Assoc Professor, NanoEngineering
Molecular modeling and simulations of biomaterials and nanomaterials
Professor Arya’s research focuses on the development and application of advanced computational approaches to build molecular-level understanding of various biomolecular and nanoengineering systems of interest. This effort is directed in two main directions. (1) Genome structure and regulation. This research focuses on developing coarse-grained models and simulation tools to elucidate how eukaryotic genome is packaged into higher-order structures like nucleosomes, chromatin, and chromosomes, and regulated via histone modifications, histone variants, and remodelers. These understandings could be used for the diagnosis of genetic diseases and for engineering novel therapeutics. (2) Nanomaterials engineering. This research focuses on elucidating molecular mechanisms and underlying free energy landscape of shaped nanoparticles as building blocks for assembling photonic structures, nanoparticle-polymer composites for shock dissipation and redirection, and smart biomimicking materials for tissue engineering. Such molecular-level understandings are being used to design materials with novel and superior properties.
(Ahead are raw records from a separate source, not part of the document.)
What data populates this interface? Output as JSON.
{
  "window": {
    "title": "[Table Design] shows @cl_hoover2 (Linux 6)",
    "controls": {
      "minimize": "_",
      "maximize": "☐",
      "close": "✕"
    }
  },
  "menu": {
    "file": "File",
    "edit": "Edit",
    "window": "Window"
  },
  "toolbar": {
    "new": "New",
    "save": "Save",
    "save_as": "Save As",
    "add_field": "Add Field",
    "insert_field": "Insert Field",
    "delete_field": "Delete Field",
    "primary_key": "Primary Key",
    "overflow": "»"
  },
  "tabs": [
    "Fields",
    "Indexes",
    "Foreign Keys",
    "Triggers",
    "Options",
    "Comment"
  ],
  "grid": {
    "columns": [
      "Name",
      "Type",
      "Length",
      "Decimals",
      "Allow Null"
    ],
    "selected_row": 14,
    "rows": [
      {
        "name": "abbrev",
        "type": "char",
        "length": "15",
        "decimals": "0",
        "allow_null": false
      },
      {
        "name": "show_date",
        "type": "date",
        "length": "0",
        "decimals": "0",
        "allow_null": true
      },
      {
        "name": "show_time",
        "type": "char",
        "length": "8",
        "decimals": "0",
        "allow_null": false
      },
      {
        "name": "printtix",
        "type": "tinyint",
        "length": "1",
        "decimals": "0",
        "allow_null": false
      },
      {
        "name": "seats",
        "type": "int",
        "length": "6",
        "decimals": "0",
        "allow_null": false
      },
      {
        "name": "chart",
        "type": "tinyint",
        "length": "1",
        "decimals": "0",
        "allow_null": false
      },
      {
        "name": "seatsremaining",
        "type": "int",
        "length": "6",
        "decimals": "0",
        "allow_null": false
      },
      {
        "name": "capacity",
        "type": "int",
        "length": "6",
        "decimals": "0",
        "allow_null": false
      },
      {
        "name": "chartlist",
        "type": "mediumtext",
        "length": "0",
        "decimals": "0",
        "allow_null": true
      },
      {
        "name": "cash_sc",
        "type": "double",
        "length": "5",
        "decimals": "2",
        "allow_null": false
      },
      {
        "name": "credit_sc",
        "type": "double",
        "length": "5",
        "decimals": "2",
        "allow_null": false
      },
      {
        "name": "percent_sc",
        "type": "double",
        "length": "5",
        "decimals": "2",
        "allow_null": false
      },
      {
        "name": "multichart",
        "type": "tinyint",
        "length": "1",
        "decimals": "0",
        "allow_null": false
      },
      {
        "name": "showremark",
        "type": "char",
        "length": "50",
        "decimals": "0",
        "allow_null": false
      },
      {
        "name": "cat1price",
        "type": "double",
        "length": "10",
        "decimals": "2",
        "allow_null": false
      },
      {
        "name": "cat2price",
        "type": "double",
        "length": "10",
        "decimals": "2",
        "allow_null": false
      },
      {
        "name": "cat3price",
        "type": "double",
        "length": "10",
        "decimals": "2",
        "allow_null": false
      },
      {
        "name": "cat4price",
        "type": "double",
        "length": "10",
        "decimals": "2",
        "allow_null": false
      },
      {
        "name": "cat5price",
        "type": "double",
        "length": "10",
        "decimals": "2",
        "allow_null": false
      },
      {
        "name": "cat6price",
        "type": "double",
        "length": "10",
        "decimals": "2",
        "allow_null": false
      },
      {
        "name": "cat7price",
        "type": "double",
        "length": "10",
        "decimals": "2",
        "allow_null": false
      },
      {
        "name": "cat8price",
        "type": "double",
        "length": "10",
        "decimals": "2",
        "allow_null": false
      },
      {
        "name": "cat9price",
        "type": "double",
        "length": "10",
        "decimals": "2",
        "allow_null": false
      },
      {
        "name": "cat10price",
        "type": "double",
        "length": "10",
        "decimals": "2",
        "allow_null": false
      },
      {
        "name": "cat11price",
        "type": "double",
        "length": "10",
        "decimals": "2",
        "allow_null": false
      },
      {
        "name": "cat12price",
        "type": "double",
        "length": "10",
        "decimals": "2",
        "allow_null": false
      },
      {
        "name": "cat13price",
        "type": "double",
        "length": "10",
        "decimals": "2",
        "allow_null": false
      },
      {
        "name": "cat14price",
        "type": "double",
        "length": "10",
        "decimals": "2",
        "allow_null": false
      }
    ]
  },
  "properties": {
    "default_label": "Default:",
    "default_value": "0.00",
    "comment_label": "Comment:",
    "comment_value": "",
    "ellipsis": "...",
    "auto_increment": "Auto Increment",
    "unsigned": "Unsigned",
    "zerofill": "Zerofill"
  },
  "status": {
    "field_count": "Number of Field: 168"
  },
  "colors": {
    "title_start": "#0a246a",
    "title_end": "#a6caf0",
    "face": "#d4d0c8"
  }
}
Gaurav Arya joined the Department of NanoEngineering at the UCSD Jacobs School of Engineering as an Assistant Professor in 2007. He is also affiliated with the Materials Science and Bioinformatics graduate programs at UCSD. He obtained his B.Tech. degree in Chemical Engineering from Indian Institute of Technology Bombay in 1998, and Ph.D. degree, also in Chemical Engineering, from the University of Notre Dame in 2003. He did his postdoctoral research at Princeton University and held an Assistant Research Scientist position at New York University prior to arriving on campus. He has over 35 peer-reviewed publications, several of which have been published in prestigious journals like Nature Nanotechnology, Annual Review of Biophysics, Physical Review Letters, Advanced Functional Materials, and PNAS.